MADISONVILLE, Ky. (WFIE) - Baptist Health Hospital in Hopkins County has been testing an antibody treatment on eligible COVID-19 patients.
One of these patients includes Madisonville resident Alvin Cummings.
“I didn’t know if I was going to make it or not," Cummings said. “All I thought about was my family.”
Cummings started experiencing symptoms of the coronavirus just 11 days before his 76th birthday.
“I couldn’t hardly breathe, I was struggling to get air," Cummings said. “So this went on for awhile and my wife asked me maybe you need to go to the hospital."
Afterwards, Cummings tested positive for pneumonia and doctors decided to test him for COVID-19 as well.
“They came back in a few hours and said, ‘Yes, you have tested positive for the virus,’" Cummings said.
He was then given an option to receive an antibody treatment, which wasn’t guaranteed to help him recover, but Cummings was ready to take the chance.
“If it would help me, and help our community, and help the medical profession, I’m all for it," Cummings said.
Dr. Stacey Miller says a total of five people have gotten treated with the coronavirus antibody treatment at Madisonville Baptist Health, and all five seem to have benefited from it.
“There are risks, primarily you have the risk of a reaction," Dr. Miller said. “So the plasma is screened and matched to the patient prior to infusion, but there is still a chance of having something called a transfusion reaction. That is pretty low after they’ve done the screening, but it is possible."
Dr. Miller feels the antibody treatment can be a positive option for people who contract the virus.
“It’s not going to be a one size fit all," Dr. Miller said. “It’s certainly a treatment option that we have. It’s still investigational though, so there are those risks. We won’t know how effective it is until we have all the data from all the patients that are transfused."

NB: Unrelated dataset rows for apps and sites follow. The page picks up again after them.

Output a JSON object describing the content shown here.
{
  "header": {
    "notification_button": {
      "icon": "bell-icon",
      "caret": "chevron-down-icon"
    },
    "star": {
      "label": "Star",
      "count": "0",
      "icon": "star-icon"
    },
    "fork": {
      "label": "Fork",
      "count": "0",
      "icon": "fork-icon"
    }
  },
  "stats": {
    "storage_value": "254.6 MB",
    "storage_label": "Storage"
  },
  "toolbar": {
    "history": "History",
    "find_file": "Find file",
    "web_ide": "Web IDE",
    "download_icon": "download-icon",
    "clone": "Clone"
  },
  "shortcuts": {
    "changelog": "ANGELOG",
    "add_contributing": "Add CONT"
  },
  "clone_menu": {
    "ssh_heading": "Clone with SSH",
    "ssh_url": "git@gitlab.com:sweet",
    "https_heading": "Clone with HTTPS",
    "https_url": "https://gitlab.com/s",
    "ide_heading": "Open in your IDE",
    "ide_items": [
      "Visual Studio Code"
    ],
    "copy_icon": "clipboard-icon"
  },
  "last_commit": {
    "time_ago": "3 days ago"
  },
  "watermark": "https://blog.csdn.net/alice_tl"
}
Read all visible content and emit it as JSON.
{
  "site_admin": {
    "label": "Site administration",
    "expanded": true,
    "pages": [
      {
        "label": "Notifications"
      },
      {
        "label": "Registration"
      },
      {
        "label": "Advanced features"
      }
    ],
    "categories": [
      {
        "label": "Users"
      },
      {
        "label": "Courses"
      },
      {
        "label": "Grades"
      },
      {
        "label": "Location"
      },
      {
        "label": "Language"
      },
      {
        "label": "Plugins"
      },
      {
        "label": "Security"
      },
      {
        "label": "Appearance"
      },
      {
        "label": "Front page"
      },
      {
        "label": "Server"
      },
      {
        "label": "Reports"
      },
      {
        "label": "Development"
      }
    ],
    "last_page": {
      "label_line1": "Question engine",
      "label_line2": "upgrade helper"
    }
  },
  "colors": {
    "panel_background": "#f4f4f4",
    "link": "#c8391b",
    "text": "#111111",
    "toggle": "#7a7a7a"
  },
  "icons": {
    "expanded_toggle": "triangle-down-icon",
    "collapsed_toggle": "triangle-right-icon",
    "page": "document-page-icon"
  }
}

As for Cummings, he’s grateful he took the chance.
“I give the medical professionals here at Baptist Health the highest regards, they took very good care of me," Cummings said. “But above all that, I give my Lord and savior the most credit.”
For those who have recovered from COVID-19 and are willing to donate plasma, you can call the research investigator at Baptist Health Hosptial, Jennifer Miller, at 270-326-4813. She will discuss the process with you and potentially identify you as a donor.